[Exercise directions]:
Every entry below is to be retyped exactly as it stands.

*** Opening Provided information ***

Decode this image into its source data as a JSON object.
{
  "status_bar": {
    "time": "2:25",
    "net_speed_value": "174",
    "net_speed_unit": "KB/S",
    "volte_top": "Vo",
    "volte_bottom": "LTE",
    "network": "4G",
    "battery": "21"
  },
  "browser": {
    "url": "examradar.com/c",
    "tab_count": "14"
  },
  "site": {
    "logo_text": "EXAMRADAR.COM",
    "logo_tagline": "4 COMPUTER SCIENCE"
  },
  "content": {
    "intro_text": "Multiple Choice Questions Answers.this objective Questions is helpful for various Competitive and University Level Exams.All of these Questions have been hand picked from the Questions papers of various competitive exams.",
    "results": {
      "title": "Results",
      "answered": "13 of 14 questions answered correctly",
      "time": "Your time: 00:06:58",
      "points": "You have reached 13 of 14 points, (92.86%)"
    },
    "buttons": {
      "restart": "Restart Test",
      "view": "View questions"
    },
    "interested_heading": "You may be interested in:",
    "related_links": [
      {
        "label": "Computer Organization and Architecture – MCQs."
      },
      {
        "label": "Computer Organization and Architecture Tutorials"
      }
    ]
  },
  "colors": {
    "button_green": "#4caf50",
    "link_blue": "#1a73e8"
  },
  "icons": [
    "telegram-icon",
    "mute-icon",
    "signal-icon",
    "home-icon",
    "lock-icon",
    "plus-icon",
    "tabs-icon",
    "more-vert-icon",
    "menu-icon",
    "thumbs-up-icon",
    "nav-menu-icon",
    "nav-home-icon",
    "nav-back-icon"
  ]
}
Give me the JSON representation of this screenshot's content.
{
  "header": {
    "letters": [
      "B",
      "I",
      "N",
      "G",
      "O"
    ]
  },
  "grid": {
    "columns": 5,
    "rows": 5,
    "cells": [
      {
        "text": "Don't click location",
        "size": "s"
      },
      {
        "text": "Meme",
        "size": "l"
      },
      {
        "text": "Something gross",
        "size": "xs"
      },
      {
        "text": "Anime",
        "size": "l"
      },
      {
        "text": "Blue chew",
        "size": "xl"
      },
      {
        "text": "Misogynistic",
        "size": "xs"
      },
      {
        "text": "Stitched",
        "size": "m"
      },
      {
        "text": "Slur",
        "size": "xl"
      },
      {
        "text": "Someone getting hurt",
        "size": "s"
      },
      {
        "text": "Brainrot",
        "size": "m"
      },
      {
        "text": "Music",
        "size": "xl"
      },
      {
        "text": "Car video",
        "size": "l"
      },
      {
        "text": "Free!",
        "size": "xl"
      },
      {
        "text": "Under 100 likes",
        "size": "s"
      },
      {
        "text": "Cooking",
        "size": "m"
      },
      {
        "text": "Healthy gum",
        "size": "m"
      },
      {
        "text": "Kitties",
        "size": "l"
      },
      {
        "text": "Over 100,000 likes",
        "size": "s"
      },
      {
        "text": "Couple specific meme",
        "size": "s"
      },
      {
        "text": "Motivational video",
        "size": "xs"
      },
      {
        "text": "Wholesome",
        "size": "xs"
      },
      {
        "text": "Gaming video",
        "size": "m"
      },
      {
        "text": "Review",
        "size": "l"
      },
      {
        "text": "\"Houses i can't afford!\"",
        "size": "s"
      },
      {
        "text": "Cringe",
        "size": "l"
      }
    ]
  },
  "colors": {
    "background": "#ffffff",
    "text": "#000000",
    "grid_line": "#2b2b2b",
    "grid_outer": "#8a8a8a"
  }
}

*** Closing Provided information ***

[Result of this exercise]:
Decode this image into its source data as a JSON object.
{
  "status_bar": {
    "time": "2:25",
    "net_speed_value": "174",
    "net_speed_unit": "KB/S",
    "volte_top": "Vo",
    "volte_bottom": "LTE",
    "network": "4G",
    "battery": "21"
  },
  "browser": {
    "url": "examradar.com/c",
    "tab_count": "14"
  },
  "site": {
    "logo_text": "EXAMRADAR.COM",
    "logo_tagline": "4 COMPUTER SCIENCE"
  },
  "content": {
    "intro_text": "Multiple Choice Questions Answers.this objective Questions is helpful for various Competitive and University Level Exams.All of these Questions have been hand picked from the Questions papers of various competitive exams.",
    "results": {
      "title": "Results",
      "answered": "13 of 14 questions answered correctly",
      "time": "Your time: 00:06:58",
      "points": "You have reached 13 of 14 points, (92.86%)"
    },
    "buttons": {
      "restart": "Restart Test",
      "view": "View questions"
    },
    "interested_heading": "You may be interested in:",
    "related_links": [
      {
        "label": "Computer Organization and Architecture – MCQs."
      },
      {
        "label": "Computer Organization and Architecture Tutorials"
      }
    ]
  },
  "colors": {
    "button_green": "#4caf50",
    "link_blue": "#1a73e8"
  },
  "icons": [
    "telegram-icon",
    "mute-icon",
    "signal-icon",
    "home-icon",
    "lock-icon",
    "plus-icon",
    "tabs-icon",
    "more-vert-icon",
    "menu-icon",
    "thumbs-up-icon",
    "nav-menu-icon",
    "nav-home-icon",
    "nav-back-icon"
  ]
}
Give me the JSON representation of this screenshot's content.
{
  "header": {
    "letters": [
      "B",
      "I",
      "N",
      "G",
      "O"
    ]
  },
  "grid": {
    "columns": 5,
    "rows": 5,
    "cells": [
      {
        "text": "Don't click location",
        "size": "s"
      },
      {
        "text": "Meme",
        "size": "l"
      },
      {
        "text": "Something gross",
        "size": "xs"
      },
      {
        "text": "Anime",
        "size": "l"
      },
      {
        "text": "Blue chew",
        "size": "xl"
      },
      {
        "text": "Misogynistic",
        "size": "xs"
      },
      {
        "text": "Stitched",
        "size": "m"
      },
      {
        "text": "Slur",
        "size": "xl"
      },
      {
        "text": "Someone getting hurt",
        "size": "s"
      },
      {
        "text": "Brainrot",
        "size": "m"
      },
      {
        "text": "Music",
        "size": "xl"
      },
      {
        "text": "Car video",
        "size": "l"
      },
      {
        "text": "Free!",
        "size": "xl"
      },
      {
        "text": "Under 100 likes",
        "size": "s"
      },
      {
        "text": "Cooking",
        "size": "m"
      },
      {
        "text": "Healthy gum",
        "size": "m"
      },
      {
        "text": "Kitties",
        "size": "l"
      },
      {
        "text": "Over 100,000 likes",
        "size": "s"
      },
      {
        "text": "Couple specific meme",
        "size": "s"
      },
      {
        "text": "Motivational video",
        "size": "xs"
      },
      {
        "text": "Wholesome",
        "size": "xs"
      },
      {
        "text": "Gaming video",
        "size": "m"
      },
      {
        "text": "Review",
        "size": "l"
      },
      {
        "text": "\"Houses i can't afford!\"",
        "size": "s"
      },
      {
        "text": "Cringe",
        "size": "l"
      }
    ]
  },
  "colors": {
    "background": "#ffffff",
    "text": "#000000",
    "grid_line": "#2b2b2b",
    "grid_outer": "#8a8a8a"
  }
}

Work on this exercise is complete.